Protect Breaker Panels Feeding Lighting Panels
The first step in protecting a lighting system is to protect the breaker panel feeding the lighting system equipment. No matter how many circuits are feeding your lighting system the one TPX surge suppressor at each panel will protect against incoming and cross circuit transient generated by equipment internal to the house.

Additional Protection At The Lighting Panel
An additional TPX surge suppression unit can be install on lighting systems that have a common buss and breakers. This means when you have a common buss feeding lighting loads an additional surge suppressor can be installed in parallel to the system. This will not only give additional protection the system from upstream panels but also surge protect and filter the lighting system from cross circuit transients generated by the lighting loads.

Landscape Lighting Pathways
Count individual circuits that leave the building exposing a smart lighting switch or smart lighting module that requires protection. If you have a transformer you may want to protect on the line side of the transformer to use one unit to protect lighting system inside the building. If you want to protect the transformer you would then need to protect all pathways coming back into the transformer. The cost of the transformer may not be enough to warrant protecting depending on how many times connections/pathways you have feeding outdoor pathways

Lighting System Keypads, Programmable Links, Dimming busses
Count keypads, dimming bus, sensors, power supplies and contact closure wire pathways as they enter or leave a building. We also recommend protecting equipment in problems areas or long runs that connect network equipment powered from a separate breaker panel. This usually means there are unprotected 24V, 120V or 240 volt pathways coming into your dimming modules from outside the structure. If these lightning surges get to the dimming modules they can ultimately spread throughout the home damaging lighting and home automation systems on the way to ground. The fix is easy!

Why Surge Protect Lighting
Electricity is essential to our lifestyle. So much of what we do at home, work and play depends on it. When you flip the switch on a lighting system, you expect the lights to come on. But, if you have not protected the electronic controls to the lighting system with panel mounted surge suppression, the lights may not come on because the circuit boards in the controls have been damaged by surge or lightning activity.

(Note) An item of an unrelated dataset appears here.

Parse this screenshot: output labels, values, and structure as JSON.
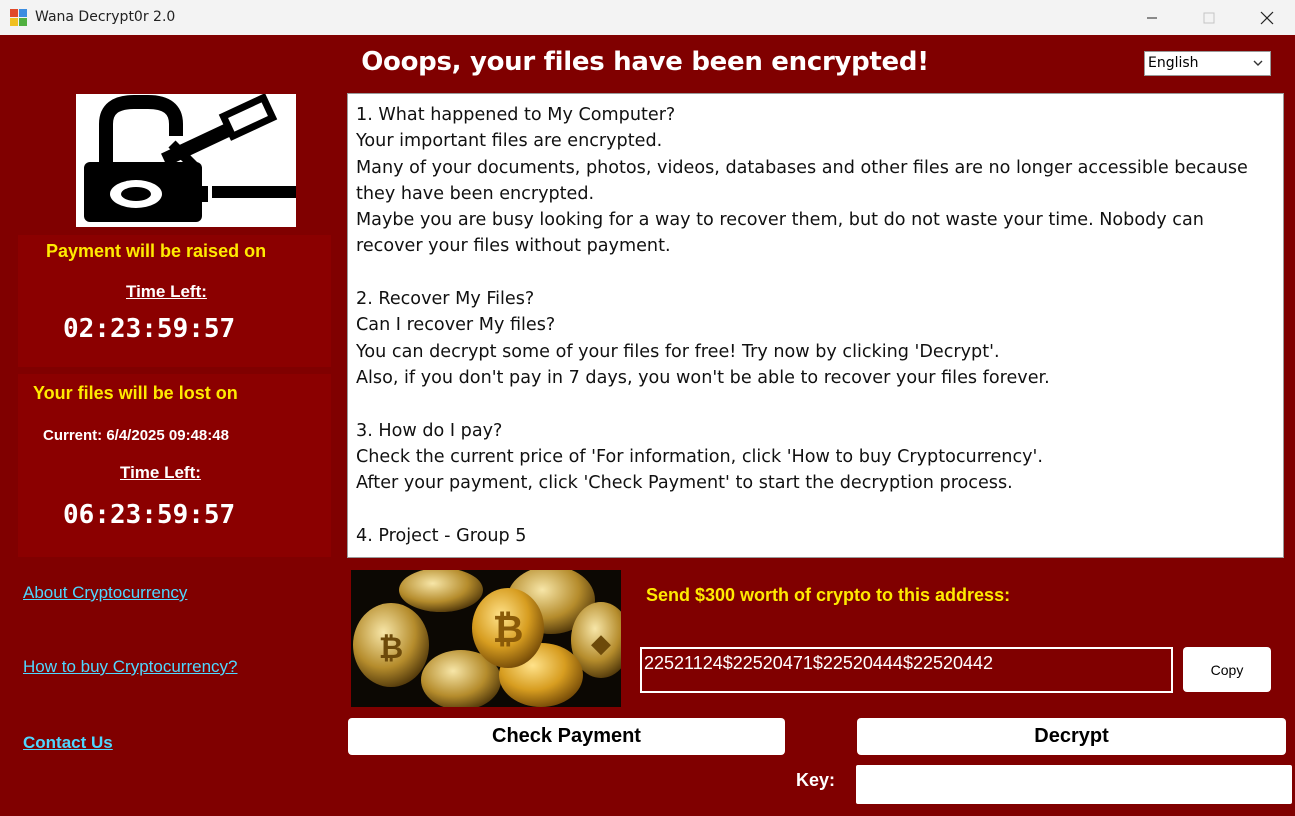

How It Works
Everyone knows to protect computers and TV sets with rack mount or plug in strip surge suppression. But the hardwired Crestron controls that operate the lighting system in the home have the same type of sensitive circuit boards and chips as found in new computers and HDTVs. But, unlike a computer or TV, you normally cannot protect the Crestron lighting controls with plug in suppression devices. However, a strategic transient protection design system will! By first starting with a power filter model TK-TTLP-1S240-FL panel mount suppressor can easily be installed on the panel feeding the lighting controls. This same unit will also protect the homeowner’s investment in the LED lights, home automation system, and all other equipment fed from the protected panel. The processor should also be protected from surges riding in on the landscape lighting or coming in on remote interface wires. See an example design diagram protecting a lighting system here.

The power utility company supplies us with power to run light bulbs and motors. The power utility is not responsible to supply computer grade power to run electronics. Nor is the power utility responsible for what the equipment inside the building are doing to each other. Helping the client understand this is beneficial to everyone involved on the job. The Systems Integrator is dealing with every system in the house, and the house must deal with what mother nature throws at it. No electrical system is perfect, and your equipment needs protection from lightning damage and internally generated transients that overtime take a toll on electronics. If something fails once and nothing is done to prevent it, chances are it is going to fail again. To change the status quo and surge protect against the same thing from happening again is in everyone’s best interest. When the customer is made aware of all the pathways that lightning can enter the facility on, understanding what can be done to prevent certain types of damage will get easier. Eliminate these problems and it will not take long for the customer to realize that being protected is better than being exposed!